#### [Work required]
A single number is required: how many lines in the records below contain "footer".

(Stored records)
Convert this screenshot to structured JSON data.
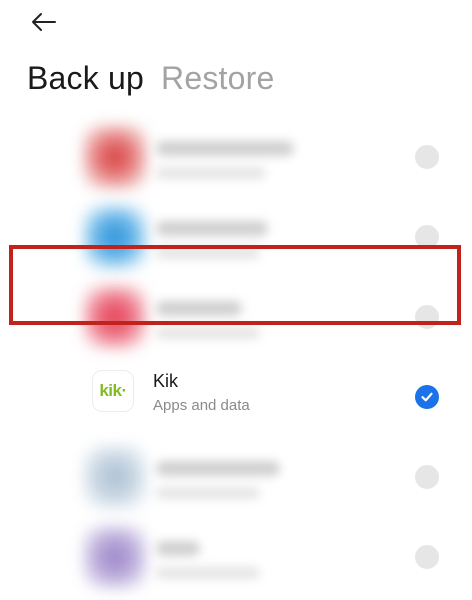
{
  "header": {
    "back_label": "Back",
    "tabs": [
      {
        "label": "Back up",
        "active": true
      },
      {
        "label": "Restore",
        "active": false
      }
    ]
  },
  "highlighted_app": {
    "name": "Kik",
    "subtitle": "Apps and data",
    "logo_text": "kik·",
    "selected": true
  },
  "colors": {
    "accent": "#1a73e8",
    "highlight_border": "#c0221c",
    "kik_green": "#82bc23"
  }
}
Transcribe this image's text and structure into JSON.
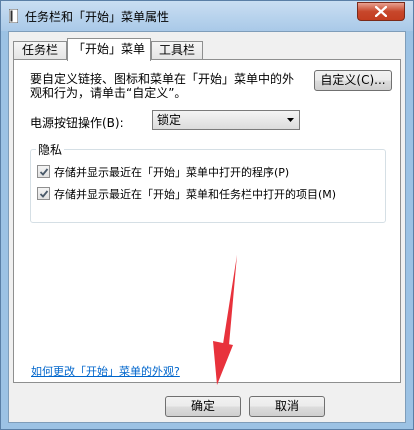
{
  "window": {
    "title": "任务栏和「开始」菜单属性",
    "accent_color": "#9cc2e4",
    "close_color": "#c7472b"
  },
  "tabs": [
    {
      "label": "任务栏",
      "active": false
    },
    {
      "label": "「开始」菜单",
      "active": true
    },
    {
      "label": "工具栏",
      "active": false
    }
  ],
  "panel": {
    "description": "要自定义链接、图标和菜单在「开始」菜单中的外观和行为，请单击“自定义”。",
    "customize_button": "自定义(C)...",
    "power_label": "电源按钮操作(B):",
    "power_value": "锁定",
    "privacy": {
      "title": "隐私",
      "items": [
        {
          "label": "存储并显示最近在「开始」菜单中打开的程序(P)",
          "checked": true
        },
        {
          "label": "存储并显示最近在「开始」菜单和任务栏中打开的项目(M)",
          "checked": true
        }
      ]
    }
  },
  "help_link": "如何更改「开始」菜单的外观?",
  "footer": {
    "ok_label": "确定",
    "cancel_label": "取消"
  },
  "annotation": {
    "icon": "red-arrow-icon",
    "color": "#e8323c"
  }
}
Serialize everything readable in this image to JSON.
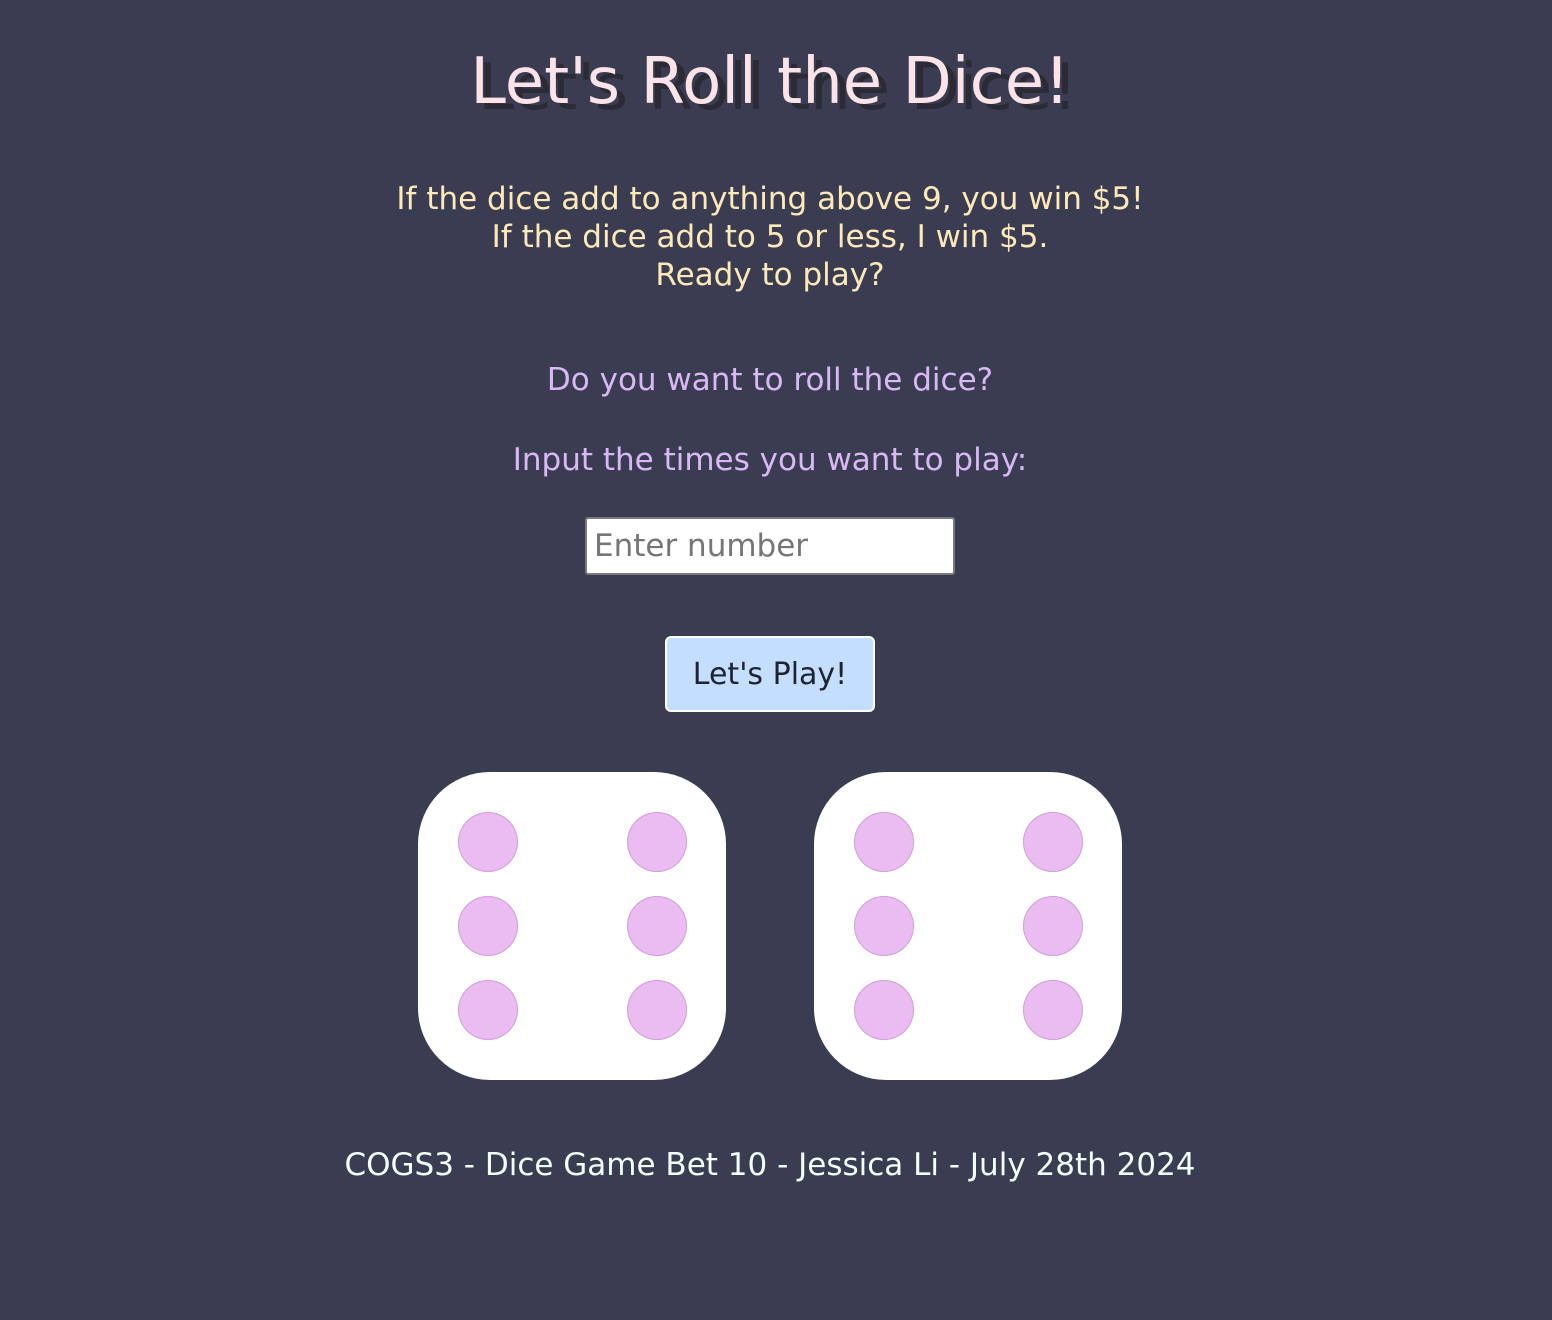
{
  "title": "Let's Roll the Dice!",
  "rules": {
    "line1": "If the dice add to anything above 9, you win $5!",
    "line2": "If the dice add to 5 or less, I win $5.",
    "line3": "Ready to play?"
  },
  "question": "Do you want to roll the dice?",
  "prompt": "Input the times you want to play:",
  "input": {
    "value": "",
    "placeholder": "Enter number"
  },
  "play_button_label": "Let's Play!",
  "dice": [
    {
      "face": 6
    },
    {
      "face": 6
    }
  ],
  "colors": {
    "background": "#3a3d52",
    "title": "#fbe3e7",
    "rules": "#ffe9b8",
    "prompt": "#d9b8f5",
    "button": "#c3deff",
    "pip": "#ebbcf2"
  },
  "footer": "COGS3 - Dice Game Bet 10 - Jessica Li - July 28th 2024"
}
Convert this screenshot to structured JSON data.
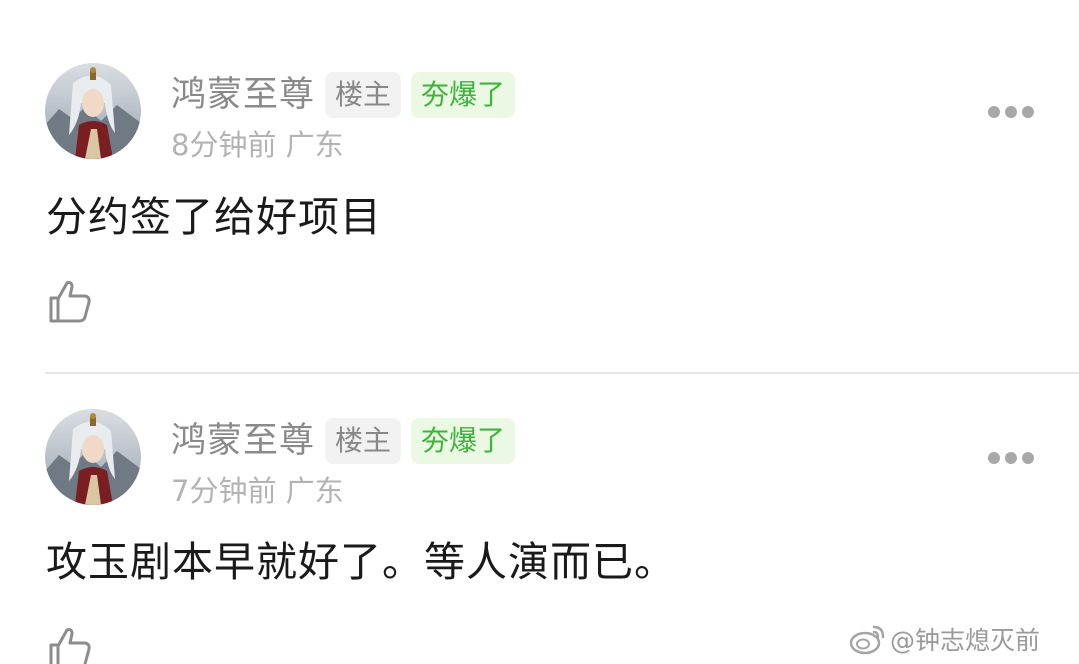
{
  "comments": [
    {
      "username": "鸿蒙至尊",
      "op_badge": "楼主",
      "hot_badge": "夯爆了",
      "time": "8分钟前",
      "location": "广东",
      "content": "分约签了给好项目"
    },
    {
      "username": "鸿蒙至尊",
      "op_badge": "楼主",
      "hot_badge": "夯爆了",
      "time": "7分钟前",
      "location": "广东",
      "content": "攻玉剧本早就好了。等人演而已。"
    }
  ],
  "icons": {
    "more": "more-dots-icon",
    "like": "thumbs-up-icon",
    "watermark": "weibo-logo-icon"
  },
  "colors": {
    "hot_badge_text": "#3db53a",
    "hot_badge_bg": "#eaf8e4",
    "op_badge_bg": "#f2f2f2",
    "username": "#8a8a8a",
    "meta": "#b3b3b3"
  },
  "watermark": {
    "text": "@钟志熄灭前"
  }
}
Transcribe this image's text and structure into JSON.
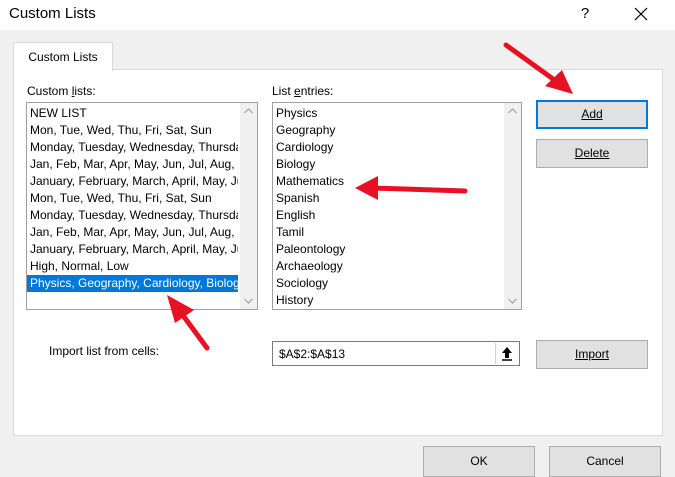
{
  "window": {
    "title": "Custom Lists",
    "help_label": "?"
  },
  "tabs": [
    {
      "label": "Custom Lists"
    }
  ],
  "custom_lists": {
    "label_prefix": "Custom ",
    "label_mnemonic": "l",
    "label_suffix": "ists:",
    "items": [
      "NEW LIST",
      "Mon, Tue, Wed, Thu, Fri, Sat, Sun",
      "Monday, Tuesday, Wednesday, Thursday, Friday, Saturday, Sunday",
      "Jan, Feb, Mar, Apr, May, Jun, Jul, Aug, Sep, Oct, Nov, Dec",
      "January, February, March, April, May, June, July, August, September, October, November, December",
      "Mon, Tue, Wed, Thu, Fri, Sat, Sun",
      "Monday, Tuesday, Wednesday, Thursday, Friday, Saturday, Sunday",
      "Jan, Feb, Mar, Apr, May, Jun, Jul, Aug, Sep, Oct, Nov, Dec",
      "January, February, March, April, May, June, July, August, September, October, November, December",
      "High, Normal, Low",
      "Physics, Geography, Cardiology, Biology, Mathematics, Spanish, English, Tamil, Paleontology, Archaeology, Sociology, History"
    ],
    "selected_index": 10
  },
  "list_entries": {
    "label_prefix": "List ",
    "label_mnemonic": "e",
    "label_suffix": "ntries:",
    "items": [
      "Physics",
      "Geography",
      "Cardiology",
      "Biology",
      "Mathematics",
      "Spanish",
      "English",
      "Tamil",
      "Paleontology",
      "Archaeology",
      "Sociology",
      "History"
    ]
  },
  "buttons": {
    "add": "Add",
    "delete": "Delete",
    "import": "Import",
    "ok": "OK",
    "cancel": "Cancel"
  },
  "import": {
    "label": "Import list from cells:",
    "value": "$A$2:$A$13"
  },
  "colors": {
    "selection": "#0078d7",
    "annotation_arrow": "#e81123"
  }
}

#### [Completed exercise]
2